Cucumber gazpacho was slightly chunky in texture with onions, radishes and sprays of fried dill on top. In fact, 90 percent of the ingredients in that chilled soup came from the restaurant’s gardens. It was quenching, and as my husband joked, “like drinking a dill pickle.”
The string bean salad is something I want to try to recreate at home. I’d never have thought of pairing string beans with cantaloupe, but they work beautifully together, especially when bridged with a rich egg yolk-fortified lemon vinaigrette with chopped almonds.
Edge Hill heirloom tomatoes were served simply with purslane, fresh peaches and creamy goat cheese to let their sensational flavor shine on their own.
Press buys its 14-ounce rib eye from Bryan Flannery, a San Francisco meat distributor, who sources his meat from retired dairy cattle because he believes they have superior flavor and marbling.

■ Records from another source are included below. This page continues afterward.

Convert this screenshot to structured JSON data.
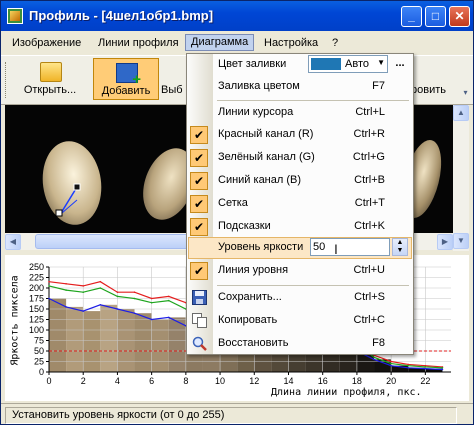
{
  "window": {
    "title": "Профиль - [4шел1обр1.bmp]",
    "controls": {
      "minimize": "_",
      "maximize": "□",
      "close": "✕"
    }
  },
  "menubar": {
    "items": [
      "Изображение",
      "Линии профиля",
      "Диаграмма",
      "Настройка",
      "?"
    ],
    "active": "Диаграмма"
  },
  "toolbar": {
    "open_label": "Открыть...",
    "add_label": "Добавить",
    "cut_label": "Выб",
    "save_label": "ровить",
    "icons": [
      "folder-icon",
      "add-profile-icon"
    ]
  },
  "dropdown": {
    "fill_color": {
      "label": "Цвет заливки",
      "value": "Авто",
      "swatch": "#1f77b4",
      "more": "..."
    },
    "fill": {
      "label": "Заливка цветом",
      "shortcut": "F7"
    },
    "cursor_lines": {
      "label": "Линии курсора",
      "shortcut": "Ctrl+L"
    },
    "red": {
      "label": "Красный канал (R)",
      "shortcut": "Ctrl+R",
      "checked": true
    },
    "green": {
      "label": "Зелёный канал (G)",
      "shortcut": "Ctrl+G",
      "checked": true
    },
    "blue": {
      "label": "Синий канал (B)",
      "shortcut": "Ctrl+B",
      "checked": true
    },
    "grid": {
      "label": "Сетка",
      "shortcut": "Ctrl+T",
      "checked": true
    },
    "hints": {
      "label": "Подсказки",
      "shortcut": "Ctrl+K",
      "checked": true
    },
    "brightness": {
      "label": "Уровень яркости",
      "value": "50"
    },
    "level_line": {
      "label": "Линия уровня",
      "shortcut": "Ctrl+U",
      "checked": true
    },
    "save": {
      "label": "Сохранить...",
      "shortcut": "Ctrl+S"
    },
    "copy": {
      "label": "Копировать",
      "shortcut": "Ctrl+C"
    },
    "restore": {
      "label": "Восстановить",
      "shortcut": "F8"
    },
    "check_glyph": "✔"
  },
  "status": {
    "text": "Установить уровень яркости (от 0 до 255)"
  },
  "chart_data": {
    "type": "line",
    "xlabel": "Длина линии профиля, пкс.",
    "ylabel": "Яркость пиксела",
    "xlim": [
      0,
      23.5
    ],
    "ylim": [
      0,
      250
    ],
    "yticks": [
      0,
      25,
      50,
      75,
      100,
      125,
      150,
      175,
      200,
      225,
      250
    ],
    "xticks": [
      0,
      2,
      4,
      6,
      8,
      10,
      12,
      14,
      16,
      18,
      20,
      22
    ],
    "grid": true,
    "level_line": 50,
    "x": [
      0,
      1,
      2,
      3,
      4,
      5,
      6,
      7,
      8,
      9,
      10,
      11,
      12,
      13,
      14,
      15,
      16,
      17,
      18,
      19,
      20,
      21,
      22,
      23
    ],
    "series": [
      {
        "name": "Красный канал (R)",
        "color": "#e41e1e",
        "values": [
          215,
          210,
          205,
          215,
          190,
          190,
          175,
          180,
          165,
          160,
          155,
          150,
          140,
          130,
          115,
          105,
          95,
          90,
          85,
          40,
          25,
          18,
          15,
          12
        ]
      },
      {
        "name": "Зелёный канал (G)",
        "color": "#1ea51e",
        "values": [
          205,
          195,
          190,
          200,
          180,
          175,
          165,
          170,
          150,
          145,
          140,
          130,
          120,
          110,
          100,
          95,
          85,
          75,
          70,
          35,
          20,
          15,
          12,
          10
        ]
      },
      {
        "name": "Синий канал (B)",
        "color": "#1e1ee6",
        "values": [
          175,
          155,
          145,
          160,
          150,
          140,
          125,
          130,
          110,
          105,
          100,
          95,
          85,
          80,
          70,
          65,
          60,
          55,
          50,
          30,
          15,
          10,
          8,
          6
        ]
      }
    ]
  }
}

The meat is dry-aged for 28 days, and Press gets the best of the best of it, our server explained. There’s no denying it’s a great piece of beef, the kind that cuts like butter and coats your entire mouth with a beefy-minerality from the get-go. Press offers a choice of sauces at an extra cost to go with the beef, including chimichurri and bernaise. But with beef this good, and seasoned well with a salty crust, you really don’t need anything else on it.
Accompanying the steak was Mexican-style sweet corn that had been grilled, taken off the cob, and flavored with herbs, pickled jalapeno and house-made farmers cheese. Additionally, there was a zucchini “steak,” which had been sauteed, grilled and sliced over a bed of succotash and creamy corn pudding. The humble zucchini never had it so fine.

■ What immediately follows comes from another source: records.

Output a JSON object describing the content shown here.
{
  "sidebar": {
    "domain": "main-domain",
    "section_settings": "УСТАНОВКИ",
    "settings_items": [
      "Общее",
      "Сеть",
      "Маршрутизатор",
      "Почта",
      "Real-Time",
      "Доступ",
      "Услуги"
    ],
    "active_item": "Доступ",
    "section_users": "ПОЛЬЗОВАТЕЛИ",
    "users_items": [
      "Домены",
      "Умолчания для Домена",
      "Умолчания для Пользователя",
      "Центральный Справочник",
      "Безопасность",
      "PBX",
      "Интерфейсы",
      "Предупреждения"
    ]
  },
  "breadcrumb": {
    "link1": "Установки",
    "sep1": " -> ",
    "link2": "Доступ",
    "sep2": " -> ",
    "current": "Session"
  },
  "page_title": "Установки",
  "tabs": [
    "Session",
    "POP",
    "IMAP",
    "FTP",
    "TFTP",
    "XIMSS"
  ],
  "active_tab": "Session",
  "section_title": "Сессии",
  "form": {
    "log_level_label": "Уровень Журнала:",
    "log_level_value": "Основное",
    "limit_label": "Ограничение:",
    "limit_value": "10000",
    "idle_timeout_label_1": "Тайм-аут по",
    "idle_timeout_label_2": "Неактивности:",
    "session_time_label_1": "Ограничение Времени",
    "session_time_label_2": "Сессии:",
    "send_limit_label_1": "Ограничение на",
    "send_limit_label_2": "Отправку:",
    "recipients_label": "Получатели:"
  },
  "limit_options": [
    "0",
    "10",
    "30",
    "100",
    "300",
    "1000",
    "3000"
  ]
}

The dish that was truly genius was the carrot “hot dog.” Nope, it’s not vegetarian, though it does feature a whole sauteed orange carrot snuggled inside a grilled bun. It’s topped with hearty goat chili made from an animal that Press bought from the Napa Valley County Fair 4-H to show its support. The “hot dog” is $12 on the bar menu and it’s as delicious as it is fun. It tastes so meaty that you almost think you are eating an actual hot dog. The carrot lends a playful sweetness almost like ketchup would. Kids will love this, as will most any adult.
Strawberry shortcake lovers will rejoice in the one here that’s a mile-high with fresh berries, a thick and tender shortcake, rhubarb compote and plenty of decadent clotted cream.

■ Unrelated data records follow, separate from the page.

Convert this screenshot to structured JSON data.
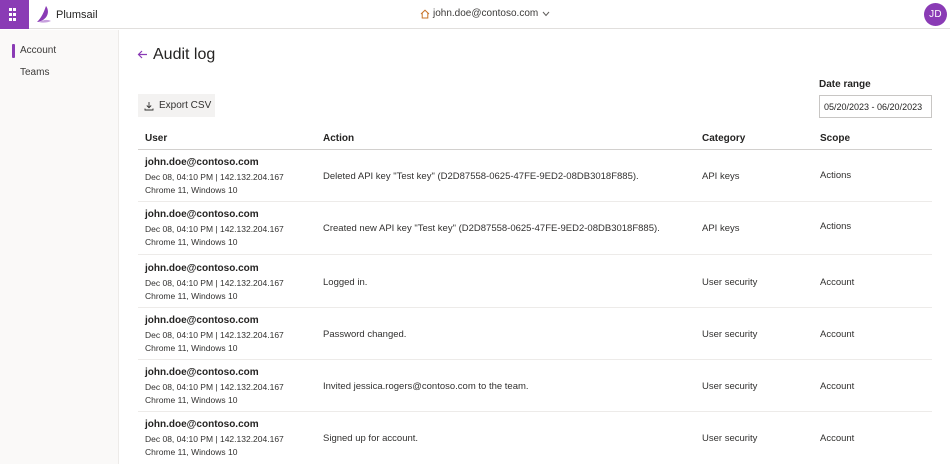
{
  "header": {
    "brand": "Plumsail",
    "account_email": "john.doe@contoso.com",
    "avatar_initials": "JD",
    "accent_color": "#8a3bb5"
  },
  "sidebar": {
    "items": [
      {
        "label": "Account",
        "active": true
      },
      {
        "label": "Teams",
        "active": false
      }
    ]
  },
  "page": {
    "title": "Audit log",
    "export_label": "Export CSV",
    "date_range_label": "Date range",
    "date_range_value": "05/20/2023 - 06/20/2023"
  },
  "table": {
    "columns": [
      "User",
      "Action",
      "Category",
      "Scope"
    ],
    "rows": [
      {
        "user": "john.doe@contoso.com",
        "meta": "Dec 08, 04:10 PM | 142.132.204.167",
        "client": "Chrome 11, Windows 10",
        "action": "Deleted API key \"Test key\" (D2D87558-0625-47FE-9ED2-08DB3018F885).",
        "category": "API keys",
        "scope": "Actions"
      },
      {
        "user": "john.doe@contoso.com",
        "meta": "Dec 08, 04:10 PM | 142.132.204.167",
        "client": "Chrome 11, Windows 10",
        "action": "Created new API key \"Test key\" (D2D87558-0625-47FE-9ED2-08DB3018F885).",
        "category": "API keys",
        "scope": "Actions"
      },
      {
        "user": "john.doe@contoso.com",
        "meta": "Dec 08, 04:10 PM | 142.132.204.167",
        "client": "Chrome 11, Windows 10",
        "action": "Logged in.",
        "category": "User security",
        "scope": "Account"
      },
      {
        "user": "john.doe@contoso.com",
        "meta": "Dec 08, 04:10 PM | 142.132.204.167",
        "client": "Chrome 11, Windows 10",
        "action": "Password changed.",
        "category": "User security",
        "scope": "Account"
      },
      {
        "user": "john.doe@contoso.com",
        "meta": "Dec 08, 04:10 PM | 142.132.204.167",
        "client": "Chrome 11, Windows 10",
        "action": "Invited jessica.rogers@contoso.com to the team.",
        "category": "User security",
        "scope": "Account"
      },
      {
        "user": "john.doe@contoso.com",
        "meta": "Dec 08, 04:10 PM | 142.132.204.167",
        "client": "Chrome 11, Windows 10",
        "action": "Signed up for account.",
        "category": "User security",
        "scope": "Account"
      }
    ]
  }
}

The Scharffen Berger souffle gets adorned with a chocolate disk imprinted with the Press logo that melts when the server pours a pitcher of creme anglaise over it. The souffle is light, fluffy and intensely chocolate-y. A scoop of vanilla ice cream gives the palate a break before you dig into another spoonful of deep chocolate bliss.
At Press, it’s all about California farmhouse cooking that’s elevated yet still familiar enough. In Wine Country, it’s the kind of food worth toasting.
After dinner, we retired to the Wydown Hotel in St. Helena, which hosted us for the evening. The snazzy boutique hotel is conveniently located right on Main Street. Owner Mark Hoffmeister named it after the tree-lined Wydown Boulevard in his hometown of St. Louis.
The artsy lobby is decorated with striking photographs and an unusual pyramid-like upholstered chair. There’s even a jigsaw puzzle in progress that you can amuse yourself with.
Our corner room, which overlooked the main drag, was chic and modern looking with a two-person leather chair perfect for curling up in for some late-night reading. The bathroom was nicely outfitted with L’Occitane bath products. You can help yourself to cans of sparkling water or artisan sodas in the room’s fridge for no extra charge, too.
The hotel is just yards away from the fire station, so be prepared to hear the station alarm go off now and then. It’s not annoying, but ear plugs are a must-pack if you are a light sleeper.
There is no room service at the hotel, but the iconic Model Bakery is just a block away. So, it’s only a quick stroll to wake up to some of the best English muffins or Morning Glory muffins around.
More St. Helena Dining: Bar Terra